Pasta is a quick and easy weeknight dinner. Boil some pasta and make a simple bolognese or carbonara and you have yourself a delicious meal. But the deliciousness is somewhat limited by dried, boxed pasta. After three or four tries with my new Atlas Pasta Maker, I have been able to make amazing fresh pasta that has turned my previously satisfactory weeknight pasta meal into a decadent, gourmet experience.
The process of making pasta is a somewhat therapeutic one. Using your hands, kneading the dough, rolling the pasta through the machine, it’s all so manual, simple. Which is another reason that I love fresh pasta! Start with an even mix of all purpose and semolina flour. I have made this before with just all purpose flour but semolina flour is definitely best.
Make a small mound and crack the eggs into the middle.
Using a fork, mix the flour into the egg gradually until it forms a dough.
As the dough starts to form, you can use a dough scraper to bring it all together. Don’t be bothered too much by measurements, I just mix it all together until it forms a very smooth, not sticky dough. If there is extra flour left over, don’t try to force it in. You don’t want it to be too dry or it will be difficult to work with.

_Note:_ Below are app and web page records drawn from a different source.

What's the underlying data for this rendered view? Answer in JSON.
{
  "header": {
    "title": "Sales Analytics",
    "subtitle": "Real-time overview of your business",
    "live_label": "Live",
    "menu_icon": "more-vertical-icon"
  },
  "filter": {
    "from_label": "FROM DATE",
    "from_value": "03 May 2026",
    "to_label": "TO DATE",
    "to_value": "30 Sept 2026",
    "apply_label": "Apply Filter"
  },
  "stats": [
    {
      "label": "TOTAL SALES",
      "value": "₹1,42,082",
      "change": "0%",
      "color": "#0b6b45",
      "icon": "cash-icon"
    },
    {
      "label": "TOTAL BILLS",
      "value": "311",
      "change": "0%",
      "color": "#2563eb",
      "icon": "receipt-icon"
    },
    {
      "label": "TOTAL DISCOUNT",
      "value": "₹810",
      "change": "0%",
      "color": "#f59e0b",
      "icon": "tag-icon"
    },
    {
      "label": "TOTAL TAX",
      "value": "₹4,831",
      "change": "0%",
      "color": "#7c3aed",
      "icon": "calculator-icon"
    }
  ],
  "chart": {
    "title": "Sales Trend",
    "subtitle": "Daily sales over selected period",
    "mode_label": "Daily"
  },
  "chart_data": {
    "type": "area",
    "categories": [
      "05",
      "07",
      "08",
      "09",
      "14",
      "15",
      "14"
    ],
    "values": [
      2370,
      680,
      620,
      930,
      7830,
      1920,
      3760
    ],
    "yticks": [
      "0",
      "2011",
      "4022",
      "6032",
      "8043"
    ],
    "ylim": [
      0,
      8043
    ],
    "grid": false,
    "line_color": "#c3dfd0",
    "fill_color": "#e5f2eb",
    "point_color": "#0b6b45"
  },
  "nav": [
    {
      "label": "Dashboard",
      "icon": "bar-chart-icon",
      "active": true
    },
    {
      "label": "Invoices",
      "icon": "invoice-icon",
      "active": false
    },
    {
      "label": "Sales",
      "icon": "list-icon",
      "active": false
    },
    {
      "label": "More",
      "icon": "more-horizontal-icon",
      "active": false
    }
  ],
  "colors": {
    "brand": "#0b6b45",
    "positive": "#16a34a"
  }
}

If you are not going to use the pasta immediately, wrap it up in plastic wrap. You can refrigerate it up to 2 days or so but make sure you let it sit at room temperature before rolling it out. Use the dough scraper to cut into small workable pieces.
I absolutely love my Atlas Pasta Maker because without it, it is hard to bring myself to go through the whole process of making pasta. Without one, you have to roll the pasta as thin as possible with a rolling pin which is extremely difficult and then slice the pasta thinly with a knife. It probably takes 5 times longer without one. It’s an investment for sure, but not a huge one. You can pick it up from Sur La Table for $80.
You shouldn’t really let the pasta sit folded like this or it might stick together, but it made such a nice picture!
Pass the pasta through the machine, gradually making it thinner and thinner.
Dust a bit of semolina on the pasta sheets.
After the sheets have dried a bit (5-10 minutes), you will pass the sheets through the pasta cutting side of the machine. I don’t have a drying rack, so I just lay the pasta flat on a bit of parchment paper. And it’s ready to go! To cook the pasta it just needs about 7-8 minutes in well salted and olive oiled boiling water.
This particular night I chose to make a simple alfredo but the possibilities are endless! Hopefully you will notice a HUGE difference in the pasta. The pasta is soft and delicate and you can definitely tell it is fresh!
Fresh Pasta Recipe adapted from David Lebovitz
- 7/8 cup all-purpose flour
- 7/8 cup semolina
- 2 large eggs, at room temperature
Mix together the flour and semolina and create a mound on the counter top with a crater in the center. Crack the eggs into the center of the flour and semolina. Use your fingers or a fork to gradually draw the dry ingredients into the center, mixing them with the eggs. The dough will be hard to mix at first – a pastry scraper will help you draw it all together – but eventually it will come together and be relatively smooth.
Knead the dough with the heel of your hand for 5-10 minutes until the dough is very smooth. The dough should not feel sticky. If it sticks to your fingers, knead in a small amount of flour, just enough so your fingers come away clean when you pull them away. Wrap the dough and let it sit at room temperature for an hour.